You are hereLargemouth Bass (Micropterus salmoides)
Largemouth Bass (Micropterus salmoides)
Largemouth bass are a popular warmwater gamefish introduced into many
streams and reservoirs in California. Largemouth bass are typically found in low
to mid-elevation lakes and reservoirs, but are also common in foothill streams in
the San Joaquin Valley. They prefer slow moving water with abundant aquatic
vegetation, but occur mostly in disturbed areas.
Adult largemouth bass are solitary hunters and frequently establish home ranges
around a submerged structure. Young bass school in the open shallows close to
shore. Largemouth bass are most active during the day, and feed most actively
Largemouth bass fry begin feeding on rotifers and crustaceans. As they grow,

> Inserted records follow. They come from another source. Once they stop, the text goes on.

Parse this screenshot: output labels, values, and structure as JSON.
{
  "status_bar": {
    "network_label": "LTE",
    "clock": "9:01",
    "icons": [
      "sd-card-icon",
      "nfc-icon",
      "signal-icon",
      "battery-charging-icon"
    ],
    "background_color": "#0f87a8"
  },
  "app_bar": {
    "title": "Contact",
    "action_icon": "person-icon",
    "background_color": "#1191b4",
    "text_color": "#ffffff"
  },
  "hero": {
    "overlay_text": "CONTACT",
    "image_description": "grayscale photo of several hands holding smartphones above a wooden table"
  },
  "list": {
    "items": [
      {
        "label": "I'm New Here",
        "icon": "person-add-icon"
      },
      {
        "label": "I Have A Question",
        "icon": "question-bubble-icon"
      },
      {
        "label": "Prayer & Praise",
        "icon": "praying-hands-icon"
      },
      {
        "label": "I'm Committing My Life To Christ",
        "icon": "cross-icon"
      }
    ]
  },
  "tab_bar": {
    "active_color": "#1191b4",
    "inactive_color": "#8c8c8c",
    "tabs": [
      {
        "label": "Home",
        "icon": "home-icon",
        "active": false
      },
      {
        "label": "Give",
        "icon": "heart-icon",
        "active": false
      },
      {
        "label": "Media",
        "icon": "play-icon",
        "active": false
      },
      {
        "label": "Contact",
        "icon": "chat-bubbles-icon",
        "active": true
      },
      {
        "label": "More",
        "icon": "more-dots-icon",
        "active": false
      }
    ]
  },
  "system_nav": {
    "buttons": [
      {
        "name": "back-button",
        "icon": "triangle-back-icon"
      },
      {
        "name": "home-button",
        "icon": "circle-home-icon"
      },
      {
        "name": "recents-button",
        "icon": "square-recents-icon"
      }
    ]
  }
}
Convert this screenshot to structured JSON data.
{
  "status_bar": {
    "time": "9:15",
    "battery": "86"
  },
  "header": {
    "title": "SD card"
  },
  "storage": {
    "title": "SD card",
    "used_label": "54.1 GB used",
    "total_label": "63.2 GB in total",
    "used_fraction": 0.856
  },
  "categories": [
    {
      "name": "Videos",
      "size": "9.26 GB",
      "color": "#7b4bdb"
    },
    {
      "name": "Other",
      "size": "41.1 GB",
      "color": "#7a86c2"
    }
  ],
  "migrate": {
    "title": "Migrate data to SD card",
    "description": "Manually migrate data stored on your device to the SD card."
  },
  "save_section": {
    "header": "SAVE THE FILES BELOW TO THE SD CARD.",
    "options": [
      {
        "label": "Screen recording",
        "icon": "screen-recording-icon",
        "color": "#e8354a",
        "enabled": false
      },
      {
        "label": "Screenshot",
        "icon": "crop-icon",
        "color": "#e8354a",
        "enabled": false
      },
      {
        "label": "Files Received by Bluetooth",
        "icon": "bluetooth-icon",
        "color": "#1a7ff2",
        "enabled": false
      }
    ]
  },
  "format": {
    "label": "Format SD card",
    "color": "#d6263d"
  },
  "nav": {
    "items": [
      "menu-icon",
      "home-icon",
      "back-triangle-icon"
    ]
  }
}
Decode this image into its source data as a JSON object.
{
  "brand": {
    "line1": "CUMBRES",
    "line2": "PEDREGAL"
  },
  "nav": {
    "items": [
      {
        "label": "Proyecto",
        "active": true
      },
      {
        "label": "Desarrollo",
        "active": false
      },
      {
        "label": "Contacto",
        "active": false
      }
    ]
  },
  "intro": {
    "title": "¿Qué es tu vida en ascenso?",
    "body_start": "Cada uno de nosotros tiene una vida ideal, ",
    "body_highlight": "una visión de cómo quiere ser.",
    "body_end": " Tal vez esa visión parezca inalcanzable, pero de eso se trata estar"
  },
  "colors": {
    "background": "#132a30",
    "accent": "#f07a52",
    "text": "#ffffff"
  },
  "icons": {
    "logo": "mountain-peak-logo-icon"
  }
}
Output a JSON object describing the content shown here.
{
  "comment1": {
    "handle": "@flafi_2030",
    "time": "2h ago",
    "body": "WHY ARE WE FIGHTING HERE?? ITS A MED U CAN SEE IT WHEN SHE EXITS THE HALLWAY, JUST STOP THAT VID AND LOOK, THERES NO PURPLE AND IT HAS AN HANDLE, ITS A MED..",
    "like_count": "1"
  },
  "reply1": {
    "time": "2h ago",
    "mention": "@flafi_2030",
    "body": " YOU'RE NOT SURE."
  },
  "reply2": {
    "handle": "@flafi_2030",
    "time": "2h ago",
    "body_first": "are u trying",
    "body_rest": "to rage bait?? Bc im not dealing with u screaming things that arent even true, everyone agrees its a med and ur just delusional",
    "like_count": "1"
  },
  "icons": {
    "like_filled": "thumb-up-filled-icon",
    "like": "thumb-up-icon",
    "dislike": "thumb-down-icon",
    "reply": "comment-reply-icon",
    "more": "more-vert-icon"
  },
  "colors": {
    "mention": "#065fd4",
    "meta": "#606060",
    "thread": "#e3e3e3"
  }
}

their diet includes fish fry (including their own species) and aquatic insects. Bass
larger than 10 cm TL will feed almost entirely on other fishes, but other prey
items may include crayfish, frogs and tadpoles. Individual bass may also be
selective in their feeding habits, preferring one prey item over another, or one
species of fish to another.
Growth is dependent on a number of factors. Genetic background, competition,
food availability and water temperature are among the more important variables
that affect growth in largemouth bass. Younger bass are probably most affected
by competition for the available food. Their food preferences are widely shared
with other species of fish.
Largemouth bass mature during their second or third year. Males begin to build
nests when water temperatures begin to warm in the spring. Nests are shallow
depressions in rock, gravel or debris-littered substrate in water 1 to 2 meters in
depth. Nests are solitary, and guarded and maintained by the males. Females
signal their readiness by repeatedly returning to the nest. After the male accepts
her, the two will circle the nest, and the male will nip at her sides. When the two
are ready, the female lowers herself to the bottom of the nest and rubs her
abdomen there. The two then release sperm and eggs and the eggs adhere to
the substrate. The female then leaves the nest or is chased away by the male.
The nest is guarded by the male until the eggs hatch, which is usually three to
ten days. The male continues to guard the newly hatched fish by herding them
inside the nest. By the time the fry are approximately 3 cm, they are too active to
keep inside the nest, and they disperse into shallow water.